I have a wide variety of administrative duties including (but definitely not limited to!) budget creation and tracking; negotiation of Collective Bargaining Agreements; general contract administration; hiring seasonal employees and independent contractors for each production; arranging the housing, travel, and parking for artists and staff; and show-specific preparations such as renting orchestra scores and creating chorus scores.
I also act as the point-person for visiting artists and local staff during rehearsal and performance weeks, coordinate our Opera House schedule with colleagues at Denver Arts & Venues, and research production options for titles under consideration in our five-year programming plan.
How has the pandemic changed that? What is the most surprising thing you have had to learn?
The pandemic has completely changed the focus of my work with Opera Colorado. My job normally centers around the successful execution of our productions at the Opera House and in the community. As shutdowns began in March, my focus shifted to communications with employees and contractors regarding the postponement of Tosca, along with scenario planning as we explored next steps.
Next came a deep dive into everything COVID-19 and PPE-related, as I took on the role of Opera Colorado’s Health and Safety Officer. This has required me to keep up with the latest data and headlines about the pandemic, as well as researching and ordering PPE and cleaning supplies to keep our office staff safe upon their return to the Opera Center. More recently, I have been learning about creating digital content, including the ins and outs of performance licenses.
What are you most looking forward to regarding our new OC Amplified programming?
Each of the 2021 OC Amplified productions are unique. I love that we are exploring multiculturalism and the rich artistic history of subsets of the American population that are not normally given a spotlight. I am also beyond thrilled with the roster of artists who are joining us for these projects, which, for me, is a mix of reunions with talented, wonderful friends from past productions and introductions to artists making their debut with Opera Colorado.

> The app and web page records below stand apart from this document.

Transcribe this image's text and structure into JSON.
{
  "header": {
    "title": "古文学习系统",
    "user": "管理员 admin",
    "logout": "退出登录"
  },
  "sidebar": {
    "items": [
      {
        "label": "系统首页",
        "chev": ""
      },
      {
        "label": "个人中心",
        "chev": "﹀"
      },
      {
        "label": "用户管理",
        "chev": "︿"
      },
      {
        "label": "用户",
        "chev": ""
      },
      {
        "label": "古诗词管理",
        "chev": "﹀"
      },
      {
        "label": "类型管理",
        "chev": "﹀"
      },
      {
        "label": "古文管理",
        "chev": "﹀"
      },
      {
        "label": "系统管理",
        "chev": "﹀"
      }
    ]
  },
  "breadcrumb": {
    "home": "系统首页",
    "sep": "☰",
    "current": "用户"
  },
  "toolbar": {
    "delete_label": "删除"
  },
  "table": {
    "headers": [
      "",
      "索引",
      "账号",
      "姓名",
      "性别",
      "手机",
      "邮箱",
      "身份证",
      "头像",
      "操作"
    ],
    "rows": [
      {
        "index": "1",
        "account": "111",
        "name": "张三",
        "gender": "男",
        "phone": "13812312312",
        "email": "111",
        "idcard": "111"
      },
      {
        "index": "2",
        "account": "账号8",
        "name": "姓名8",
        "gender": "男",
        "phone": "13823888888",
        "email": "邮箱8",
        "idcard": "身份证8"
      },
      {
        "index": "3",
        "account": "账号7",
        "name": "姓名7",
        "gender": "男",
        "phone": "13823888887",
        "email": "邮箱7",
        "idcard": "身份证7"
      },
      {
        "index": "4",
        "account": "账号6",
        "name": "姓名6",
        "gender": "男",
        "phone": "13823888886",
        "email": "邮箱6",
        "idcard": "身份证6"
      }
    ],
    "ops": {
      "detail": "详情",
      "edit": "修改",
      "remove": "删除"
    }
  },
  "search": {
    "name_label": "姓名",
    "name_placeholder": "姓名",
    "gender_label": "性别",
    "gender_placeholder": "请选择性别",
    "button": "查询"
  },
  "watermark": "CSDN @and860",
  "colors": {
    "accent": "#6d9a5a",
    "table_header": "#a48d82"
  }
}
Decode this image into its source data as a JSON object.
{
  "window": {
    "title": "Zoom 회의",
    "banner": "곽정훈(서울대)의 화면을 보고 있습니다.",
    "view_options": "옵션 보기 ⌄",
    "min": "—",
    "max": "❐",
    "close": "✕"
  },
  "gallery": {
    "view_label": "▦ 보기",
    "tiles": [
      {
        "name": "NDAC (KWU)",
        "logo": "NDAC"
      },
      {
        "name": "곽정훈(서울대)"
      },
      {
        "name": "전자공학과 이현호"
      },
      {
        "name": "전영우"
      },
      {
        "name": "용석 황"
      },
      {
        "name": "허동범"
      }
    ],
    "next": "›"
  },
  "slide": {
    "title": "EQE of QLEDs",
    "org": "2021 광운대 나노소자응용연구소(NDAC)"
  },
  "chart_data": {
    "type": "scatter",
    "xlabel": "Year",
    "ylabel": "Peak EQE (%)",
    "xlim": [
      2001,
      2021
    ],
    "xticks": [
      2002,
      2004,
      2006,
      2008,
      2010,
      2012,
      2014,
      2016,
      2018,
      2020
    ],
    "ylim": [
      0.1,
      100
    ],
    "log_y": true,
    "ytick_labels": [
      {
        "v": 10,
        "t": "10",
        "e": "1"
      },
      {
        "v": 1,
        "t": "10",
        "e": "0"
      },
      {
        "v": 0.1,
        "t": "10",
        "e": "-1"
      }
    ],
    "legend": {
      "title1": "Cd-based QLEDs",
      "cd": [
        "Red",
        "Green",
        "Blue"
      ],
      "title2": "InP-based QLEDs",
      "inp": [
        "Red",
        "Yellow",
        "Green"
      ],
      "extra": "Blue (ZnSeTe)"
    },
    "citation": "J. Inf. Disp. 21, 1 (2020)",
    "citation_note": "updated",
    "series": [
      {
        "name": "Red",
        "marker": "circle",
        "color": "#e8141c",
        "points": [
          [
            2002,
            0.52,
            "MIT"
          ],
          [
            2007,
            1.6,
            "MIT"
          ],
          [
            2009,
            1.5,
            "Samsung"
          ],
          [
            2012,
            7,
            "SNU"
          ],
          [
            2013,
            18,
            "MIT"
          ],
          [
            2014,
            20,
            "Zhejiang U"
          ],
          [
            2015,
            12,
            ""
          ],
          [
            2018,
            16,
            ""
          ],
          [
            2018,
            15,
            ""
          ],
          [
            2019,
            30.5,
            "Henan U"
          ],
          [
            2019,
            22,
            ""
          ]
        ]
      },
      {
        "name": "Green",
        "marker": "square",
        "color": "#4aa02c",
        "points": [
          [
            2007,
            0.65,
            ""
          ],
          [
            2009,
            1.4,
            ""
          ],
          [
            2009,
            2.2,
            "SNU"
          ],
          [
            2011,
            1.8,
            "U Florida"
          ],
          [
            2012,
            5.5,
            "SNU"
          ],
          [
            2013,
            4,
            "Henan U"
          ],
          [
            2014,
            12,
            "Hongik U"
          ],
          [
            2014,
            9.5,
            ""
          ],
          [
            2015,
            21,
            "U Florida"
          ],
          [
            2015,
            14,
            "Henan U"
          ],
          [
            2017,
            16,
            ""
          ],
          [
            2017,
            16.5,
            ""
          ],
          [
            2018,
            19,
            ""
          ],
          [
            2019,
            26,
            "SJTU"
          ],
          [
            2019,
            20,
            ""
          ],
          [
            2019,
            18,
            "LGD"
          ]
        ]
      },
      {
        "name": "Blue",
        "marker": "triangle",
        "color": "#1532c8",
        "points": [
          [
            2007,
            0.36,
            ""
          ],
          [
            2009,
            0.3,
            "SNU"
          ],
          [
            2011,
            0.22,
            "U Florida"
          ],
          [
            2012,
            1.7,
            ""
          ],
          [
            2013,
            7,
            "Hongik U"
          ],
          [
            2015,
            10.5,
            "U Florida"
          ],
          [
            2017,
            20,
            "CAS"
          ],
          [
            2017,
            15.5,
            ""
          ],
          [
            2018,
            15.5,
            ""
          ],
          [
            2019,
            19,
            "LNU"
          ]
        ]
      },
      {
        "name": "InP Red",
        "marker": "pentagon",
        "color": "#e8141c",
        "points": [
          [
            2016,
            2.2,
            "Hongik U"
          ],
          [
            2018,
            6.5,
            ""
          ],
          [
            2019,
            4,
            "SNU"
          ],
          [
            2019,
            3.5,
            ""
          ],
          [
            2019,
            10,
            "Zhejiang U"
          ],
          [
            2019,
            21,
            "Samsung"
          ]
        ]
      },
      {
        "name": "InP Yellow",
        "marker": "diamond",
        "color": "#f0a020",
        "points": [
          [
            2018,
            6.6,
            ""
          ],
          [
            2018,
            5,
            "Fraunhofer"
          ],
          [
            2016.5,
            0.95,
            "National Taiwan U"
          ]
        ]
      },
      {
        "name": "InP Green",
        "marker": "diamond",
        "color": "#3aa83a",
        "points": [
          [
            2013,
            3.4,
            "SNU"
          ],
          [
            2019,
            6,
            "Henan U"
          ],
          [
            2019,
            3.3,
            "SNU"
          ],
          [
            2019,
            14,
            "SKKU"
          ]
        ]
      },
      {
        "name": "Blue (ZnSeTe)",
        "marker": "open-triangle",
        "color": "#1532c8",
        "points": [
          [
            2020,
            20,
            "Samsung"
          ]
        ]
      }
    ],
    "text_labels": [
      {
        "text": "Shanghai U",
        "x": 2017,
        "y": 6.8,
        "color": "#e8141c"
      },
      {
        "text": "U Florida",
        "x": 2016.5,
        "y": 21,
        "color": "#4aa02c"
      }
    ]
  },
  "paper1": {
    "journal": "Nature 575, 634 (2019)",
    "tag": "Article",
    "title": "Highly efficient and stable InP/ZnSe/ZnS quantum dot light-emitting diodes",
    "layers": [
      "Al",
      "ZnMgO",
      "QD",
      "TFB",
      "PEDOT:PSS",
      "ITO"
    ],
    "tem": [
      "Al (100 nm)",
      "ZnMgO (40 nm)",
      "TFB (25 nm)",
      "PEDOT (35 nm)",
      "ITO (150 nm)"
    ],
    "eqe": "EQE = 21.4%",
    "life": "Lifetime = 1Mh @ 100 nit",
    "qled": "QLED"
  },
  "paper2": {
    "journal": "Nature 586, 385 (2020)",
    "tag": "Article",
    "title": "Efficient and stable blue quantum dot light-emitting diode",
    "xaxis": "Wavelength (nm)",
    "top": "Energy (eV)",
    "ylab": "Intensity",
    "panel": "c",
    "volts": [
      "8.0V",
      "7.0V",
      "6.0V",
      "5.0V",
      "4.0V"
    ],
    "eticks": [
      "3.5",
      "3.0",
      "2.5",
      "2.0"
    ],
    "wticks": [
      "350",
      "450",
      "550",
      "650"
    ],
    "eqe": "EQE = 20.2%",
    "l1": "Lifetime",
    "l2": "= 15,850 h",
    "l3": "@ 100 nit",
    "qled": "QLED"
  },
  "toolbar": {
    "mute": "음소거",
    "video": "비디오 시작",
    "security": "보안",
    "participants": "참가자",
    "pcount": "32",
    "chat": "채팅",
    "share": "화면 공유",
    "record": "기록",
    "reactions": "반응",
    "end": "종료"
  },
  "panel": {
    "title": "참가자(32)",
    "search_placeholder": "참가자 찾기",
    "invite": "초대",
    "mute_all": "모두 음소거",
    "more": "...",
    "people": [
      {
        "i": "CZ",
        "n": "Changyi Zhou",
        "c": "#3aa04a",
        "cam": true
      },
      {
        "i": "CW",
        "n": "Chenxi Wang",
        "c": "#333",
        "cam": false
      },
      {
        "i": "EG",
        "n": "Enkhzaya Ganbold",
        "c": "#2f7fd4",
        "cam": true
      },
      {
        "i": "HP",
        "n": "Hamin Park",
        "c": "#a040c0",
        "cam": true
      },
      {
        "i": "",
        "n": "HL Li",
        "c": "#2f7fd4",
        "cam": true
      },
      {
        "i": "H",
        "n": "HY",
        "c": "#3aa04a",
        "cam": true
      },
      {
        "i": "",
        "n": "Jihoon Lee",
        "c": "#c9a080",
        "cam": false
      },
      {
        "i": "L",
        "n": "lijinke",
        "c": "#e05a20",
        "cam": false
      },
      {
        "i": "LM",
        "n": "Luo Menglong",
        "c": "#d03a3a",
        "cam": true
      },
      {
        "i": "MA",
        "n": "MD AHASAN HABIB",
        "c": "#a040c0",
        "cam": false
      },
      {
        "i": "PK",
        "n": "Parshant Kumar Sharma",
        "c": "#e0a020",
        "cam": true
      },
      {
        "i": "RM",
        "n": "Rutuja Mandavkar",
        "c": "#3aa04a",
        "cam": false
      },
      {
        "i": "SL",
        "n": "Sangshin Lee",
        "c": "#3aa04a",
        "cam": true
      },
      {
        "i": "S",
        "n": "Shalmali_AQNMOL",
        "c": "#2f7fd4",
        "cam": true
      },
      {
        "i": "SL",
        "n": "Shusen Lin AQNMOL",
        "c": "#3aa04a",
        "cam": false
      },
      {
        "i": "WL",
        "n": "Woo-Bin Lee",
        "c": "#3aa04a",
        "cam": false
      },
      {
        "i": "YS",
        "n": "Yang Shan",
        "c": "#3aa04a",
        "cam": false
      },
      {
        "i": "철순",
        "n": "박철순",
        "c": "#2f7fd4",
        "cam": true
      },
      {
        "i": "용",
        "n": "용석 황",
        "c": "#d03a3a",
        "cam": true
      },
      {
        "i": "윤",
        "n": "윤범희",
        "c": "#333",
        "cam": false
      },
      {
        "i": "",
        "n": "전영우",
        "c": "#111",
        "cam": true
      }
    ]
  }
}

What are you most looking forward to next season?
Opera Colorado has a full-time administrative staff of 12 individuals, but during an average production period, our ranks swell to easily over 200 with the addition of the seasonal and contract positions that it takes to bring an opera to the stage. We welcome visiting artists and directors, along with the musicians of the Opera Colorado Orchestra and the local members of our chorus. The production staff is made up of dedicated and talented people in costumes and wardrobe, wigs and make-up, and stage management, as well as designers and assistants and the stagehands who make the onstage magic happen. Putting an opera on its feet requires so many people working together towards a common goal, and I look forward to having my entire OC family back together doing what it does best.
What has life been like in general during the pandemic?
To be perfectly blunt, it has been incredibly stressful. Like me, my husband has also made a career in the arts. He has spent over 20 years as a stagehand with DCPA Theatre and works for Central City Opera in the summer. With Covid-19 causing season cancellations for both companies, he has been out of work since mid-March. The 50% drop in our household income has caused many nights of insomnia, and my husband misses his work.
Like most parents, we have been dealing with the challenges of remote learning for our second grader. He had a wonderful experience being at school with his friends before remote learning started in December; we hope it becomes safe for him to head back to in-person learning in 2021. We also lost one of our beloved basset hounds, Samson, to cancer in mid-March.
Not that everything has been negative! Our younger son has not had any interruption in daycare/Pre-K, which has been a godsend. In late June, we brought home two basset hound puppies, Fred and George, to join our old girl, Delilah; the three of them make us laugh every day and provide much-needed cuddles for the whole family. I am also incredibly grateful that our older son was able to be onstage as a super child in Opera Colorado’s production of Pagliacci last season – he still talks about how much fun he had and will randomly start singing the Act 1 chorus numbers around the house.